Melancholia is a condition in which the subject identifies with the loved object that is now missing, precisely as a way to keep that object alive. “The narcissistic identification with the object,” says Freud, “…becomes a substitute for the erotic cathexis, the result of which is that in spite of the conflict with the loved person the love relationship need not be given up” (249). This point makes Freud’s theory of melancholia particularly important for theorizing nostalgia (as opposed to anti-nostalgia) because it shows 1) that one’s psychic relationship to the past can, and sometimes does, involve the keeping alive of an object that is, empirically, gone, and 2) that the lost object is kept alive precisely through incorporation by an individual ego—it is as though the lost past becomes re-embodied through a living person.
Furthermore, Freud points out that the melancholic position is anything but uncritical of the past; in fact, Freud found that in most patients, criticisms that ought to have been levied against the lost object were displaced by the melancholic onto her or himself. “The loss of a love-object,” he notes, “is an excellent opportunity for the ambivalence in love relationships to make itself effective and come into the open” (250-1). Such a model as Freud describes is far from the glossing over of the past as described by Jameson.

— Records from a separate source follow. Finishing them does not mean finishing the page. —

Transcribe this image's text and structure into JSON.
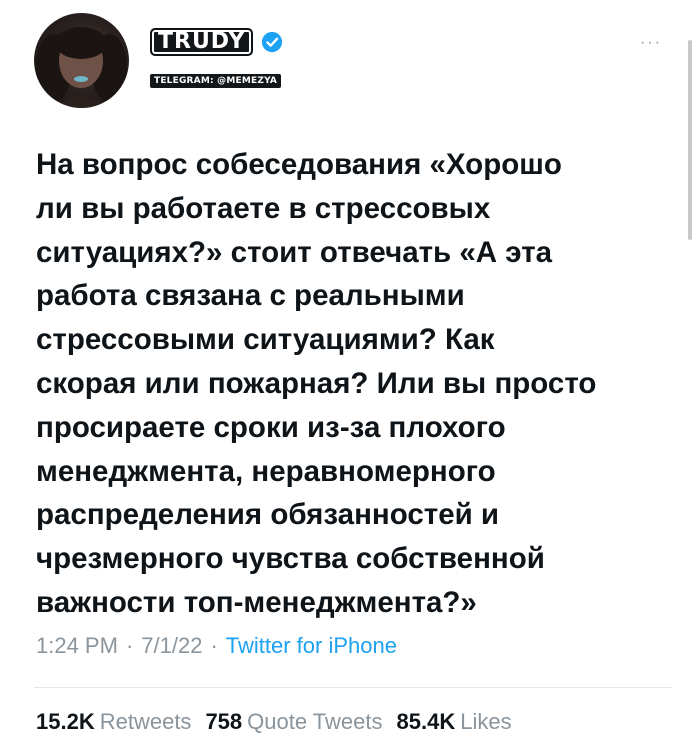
{
  "author": {
    "display_name": "TRUDY",
    "handle": "TELEGRAM: @MEMEZYA",
    "avatar_icon": "profile-avatar",
    "verified_icon": "verified-badge-icon"
  },
  "more_icon": "more-options-icon",
  "tweet": {
    "lines": [
      "На вопрос собеседования «Хорошо",
      "ли вы работаете в стрессовых",
      "ситуациях?» стоит отвечать «А эта",
      "работа связана с реальными",
      "стрессовыми ситуациями? Как",
      "скорая или пожарная? Или вы просто",
      "просираете сроки из-за плохого",
      "менеджмента, неравномерного",
      "распределения обязанностей и",
      "чрезмерного чувства собственной",
      "важности топ-менеджмента?»"
    ]
  },
  "meta": {
    "time": "1:24 PM",
    "date": "7/1/22",
    "separator": "·",
    "source": "Twitter for iPhone"
  },
  "stats": {
    "retweets_count": "15.2K",
    "retweets_label": "Retweets",
    "quotes_count": "758",
    "quotes_label": "Quote Tweets",
    "likes_count": "85.4K",
    "likes_label": "Likes"
  },
  "colors": {
    "verified": "#1da1f2",
    "link": "#1da1f2",
    "muted": "#8a949c",
    "text": "#0f1419"
  }
}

Rather, melancholy in fact makes manifest the latent ambivalence felt in the past toward the loved object.
What begins to emerge in this reading of Freud’s theory of melancholia is a kind of looking back that brings the past, with all its negative aspects intact, into the present with real, material effects. Certainly, Freud cast melancholia, with its damaging symptoms, as a pathology. But nowhere does Freud wholly dismiss the legitimacy of the melancholic’s view (as even Natali points out, Freud tells us that the melancholic “has a keener eye for the truth than other people who are not melancholic” when it comes to understanding his/her own situation) (249). Instead, I think Freud offers a potentially productive way of looking at nostalgia.
“In mourning,” Freud writes, “it is the world which has become poor and empty; in melancholia it is the ego itself” (249). Neither of these viewpoints seems particularly conducive to positive action. But consider that where the subject in mourning sees a broken world of irrecoverable loss, the melancholic subject sees herself as a site of loss. She carries the lost object and all her ambivalence toward it within her own self and, according to Freud, battles with that ambivalence again and again. The melancholic ego is the site of an incomplete loss—a loss that is still worried over, still kept alive, and thus, perhaps similarly to Benjamin’s concept of the “oppressed past,” still capable of being recovered (396).

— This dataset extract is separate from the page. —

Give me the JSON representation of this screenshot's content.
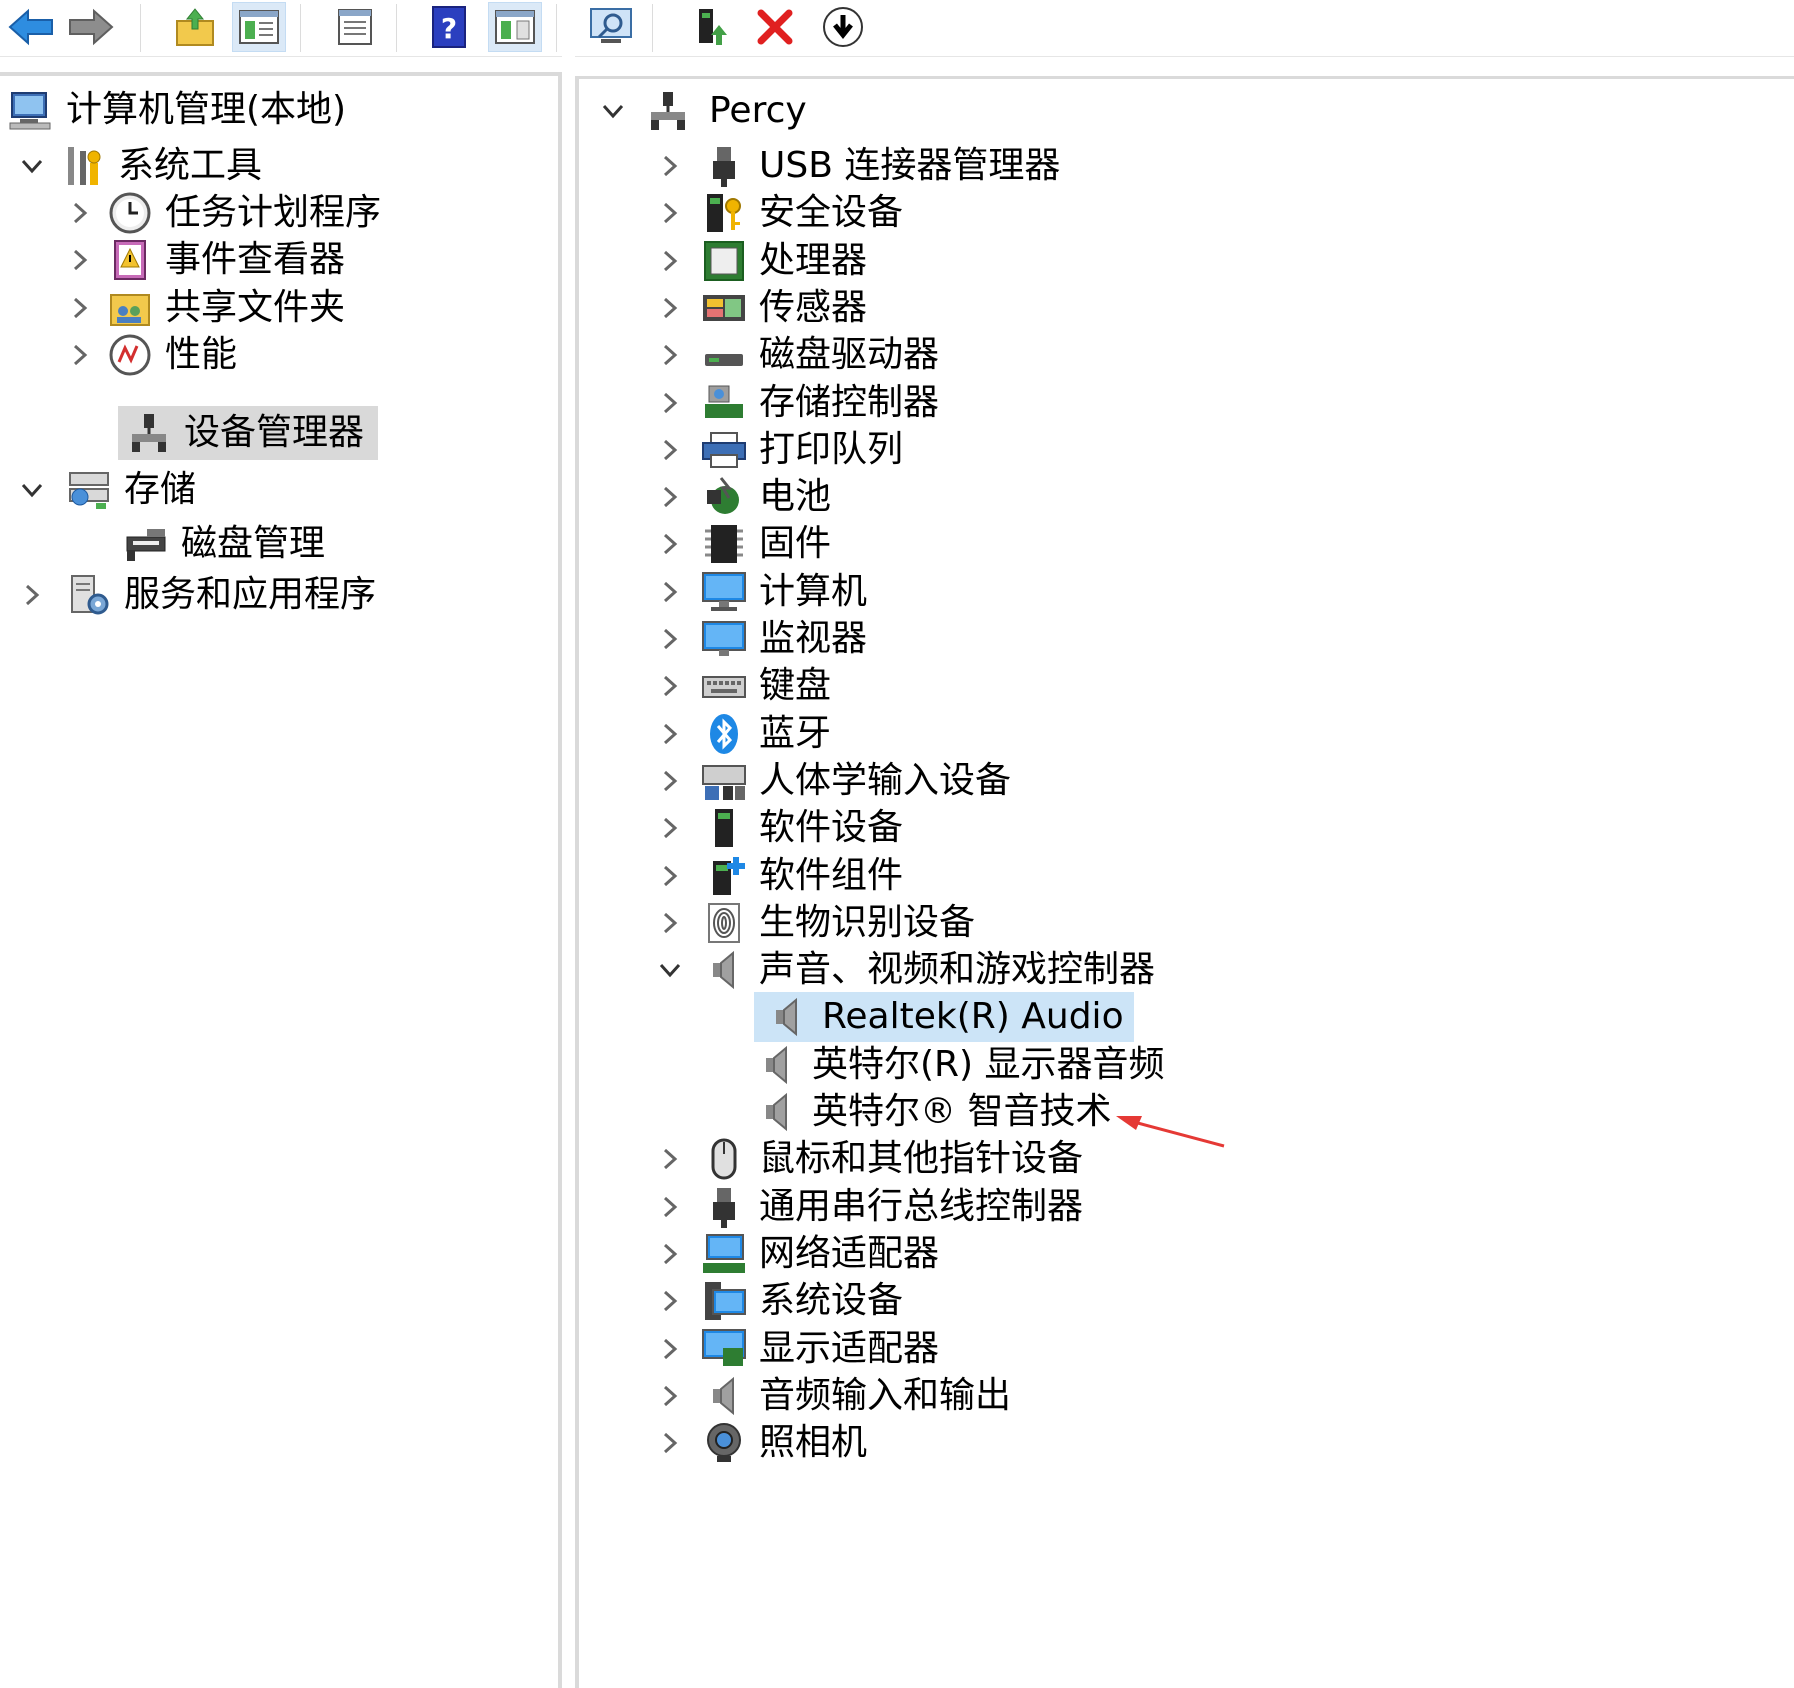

Benjamin, Walter. “On the Concept of History.” Walter Benjamin: Selected Writings, Volume 4, 1938-1940. Trans. Edmund Jephcott. Cambridge: Harvard UP, 2006. 389-400.
Freud, Sigmund. “Mourning and Melancholia.” The Standard Edition of the Complete Psychological Works of Sigmund Freud, Volume XIV (1914-1916): On the History of the Psycho-Analytic Movement, Papers on Metapsychology and Other Works. Trans. James Strachey. London: The Hogarth Press, 1962. 237-258. Print.
Natali, Marcos Piason. "History and the Politics of Nostalgia." Iowa Journal of Cultural Studies 5 (2004): 10-25.